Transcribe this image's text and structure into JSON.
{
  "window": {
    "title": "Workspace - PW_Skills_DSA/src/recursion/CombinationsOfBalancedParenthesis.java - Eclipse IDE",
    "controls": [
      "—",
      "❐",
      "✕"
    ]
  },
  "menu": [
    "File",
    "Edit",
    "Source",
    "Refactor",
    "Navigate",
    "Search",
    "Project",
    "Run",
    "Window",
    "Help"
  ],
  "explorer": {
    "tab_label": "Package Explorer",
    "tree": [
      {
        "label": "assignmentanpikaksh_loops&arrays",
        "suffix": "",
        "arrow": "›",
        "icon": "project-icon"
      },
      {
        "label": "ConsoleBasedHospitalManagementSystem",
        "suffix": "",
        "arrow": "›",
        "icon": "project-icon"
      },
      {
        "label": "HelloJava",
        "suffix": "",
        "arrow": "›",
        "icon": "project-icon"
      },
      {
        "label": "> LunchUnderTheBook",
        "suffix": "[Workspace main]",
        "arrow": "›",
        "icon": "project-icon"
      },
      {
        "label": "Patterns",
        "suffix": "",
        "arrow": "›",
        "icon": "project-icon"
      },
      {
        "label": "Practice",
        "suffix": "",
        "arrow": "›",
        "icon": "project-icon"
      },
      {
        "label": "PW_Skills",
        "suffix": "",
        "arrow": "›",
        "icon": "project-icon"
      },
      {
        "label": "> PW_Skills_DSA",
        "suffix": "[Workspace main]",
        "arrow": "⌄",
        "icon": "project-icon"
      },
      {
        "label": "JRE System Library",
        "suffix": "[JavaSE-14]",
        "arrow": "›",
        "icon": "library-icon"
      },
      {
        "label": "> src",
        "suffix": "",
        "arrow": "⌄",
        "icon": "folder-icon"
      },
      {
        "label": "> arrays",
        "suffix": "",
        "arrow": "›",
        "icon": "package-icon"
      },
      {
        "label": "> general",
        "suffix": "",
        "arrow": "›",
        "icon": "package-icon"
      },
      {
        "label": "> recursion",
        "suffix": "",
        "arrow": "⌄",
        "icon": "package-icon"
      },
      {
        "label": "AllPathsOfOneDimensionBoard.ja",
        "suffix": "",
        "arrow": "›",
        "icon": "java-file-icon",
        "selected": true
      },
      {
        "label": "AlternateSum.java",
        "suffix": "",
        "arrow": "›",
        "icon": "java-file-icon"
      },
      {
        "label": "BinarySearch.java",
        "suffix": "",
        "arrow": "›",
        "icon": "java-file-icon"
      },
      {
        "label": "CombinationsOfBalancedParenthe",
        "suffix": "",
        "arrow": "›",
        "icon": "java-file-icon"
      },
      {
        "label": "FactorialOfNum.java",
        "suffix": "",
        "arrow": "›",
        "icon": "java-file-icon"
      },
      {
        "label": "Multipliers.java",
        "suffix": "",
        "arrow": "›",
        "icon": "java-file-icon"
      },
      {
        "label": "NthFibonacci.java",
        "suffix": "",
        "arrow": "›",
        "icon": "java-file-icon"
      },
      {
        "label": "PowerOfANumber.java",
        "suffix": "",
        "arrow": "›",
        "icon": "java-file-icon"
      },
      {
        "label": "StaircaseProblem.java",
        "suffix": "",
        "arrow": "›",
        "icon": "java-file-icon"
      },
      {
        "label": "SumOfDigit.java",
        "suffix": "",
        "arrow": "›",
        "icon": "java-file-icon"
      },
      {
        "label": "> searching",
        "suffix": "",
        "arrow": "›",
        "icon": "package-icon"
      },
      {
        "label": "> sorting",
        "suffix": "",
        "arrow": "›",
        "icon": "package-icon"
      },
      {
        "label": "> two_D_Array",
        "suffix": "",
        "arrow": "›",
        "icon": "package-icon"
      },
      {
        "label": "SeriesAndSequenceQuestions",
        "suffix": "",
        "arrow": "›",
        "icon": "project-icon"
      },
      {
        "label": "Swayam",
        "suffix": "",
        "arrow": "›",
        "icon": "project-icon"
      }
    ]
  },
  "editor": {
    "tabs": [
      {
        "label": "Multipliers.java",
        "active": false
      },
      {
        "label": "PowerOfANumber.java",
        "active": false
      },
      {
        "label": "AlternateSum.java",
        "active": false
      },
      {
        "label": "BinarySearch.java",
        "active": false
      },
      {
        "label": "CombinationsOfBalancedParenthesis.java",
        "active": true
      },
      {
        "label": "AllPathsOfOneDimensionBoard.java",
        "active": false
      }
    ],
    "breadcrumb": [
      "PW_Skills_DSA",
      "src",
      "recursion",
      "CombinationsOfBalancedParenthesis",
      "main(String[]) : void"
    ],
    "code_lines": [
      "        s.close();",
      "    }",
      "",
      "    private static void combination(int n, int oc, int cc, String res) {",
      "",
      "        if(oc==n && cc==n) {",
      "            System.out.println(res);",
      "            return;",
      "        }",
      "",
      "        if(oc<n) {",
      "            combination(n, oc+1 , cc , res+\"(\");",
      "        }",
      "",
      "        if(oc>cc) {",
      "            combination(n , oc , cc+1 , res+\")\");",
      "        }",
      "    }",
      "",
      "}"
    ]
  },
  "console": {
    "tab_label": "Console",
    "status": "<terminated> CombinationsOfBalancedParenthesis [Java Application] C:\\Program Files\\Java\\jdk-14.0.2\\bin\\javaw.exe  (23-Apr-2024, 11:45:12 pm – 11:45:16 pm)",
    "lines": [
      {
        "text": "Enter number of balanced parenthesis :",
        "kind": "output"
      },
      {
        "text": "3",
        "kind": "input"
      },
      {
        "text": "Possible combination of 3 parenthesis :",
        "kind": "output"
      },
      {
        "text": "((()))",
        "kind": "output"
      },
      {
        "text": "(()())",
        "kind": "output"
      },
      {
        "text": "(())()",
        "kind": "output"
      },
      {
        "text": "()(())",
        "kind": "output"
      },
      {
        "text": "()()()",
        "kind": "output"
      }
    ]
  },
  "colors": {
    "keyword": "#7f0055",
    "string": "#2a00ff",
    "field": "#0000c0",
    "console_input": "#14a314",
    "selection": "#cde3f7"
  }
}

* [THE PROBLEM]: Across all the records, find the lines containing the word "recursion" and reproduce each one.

* [TASK ANSWER]:
    "title": "Workspace - PW_Skills_DSA/src/recursion/CombinationsOfBalancedParenthesis.java - Eclipse IDE",
        "label": "> recursion",
      "recursion",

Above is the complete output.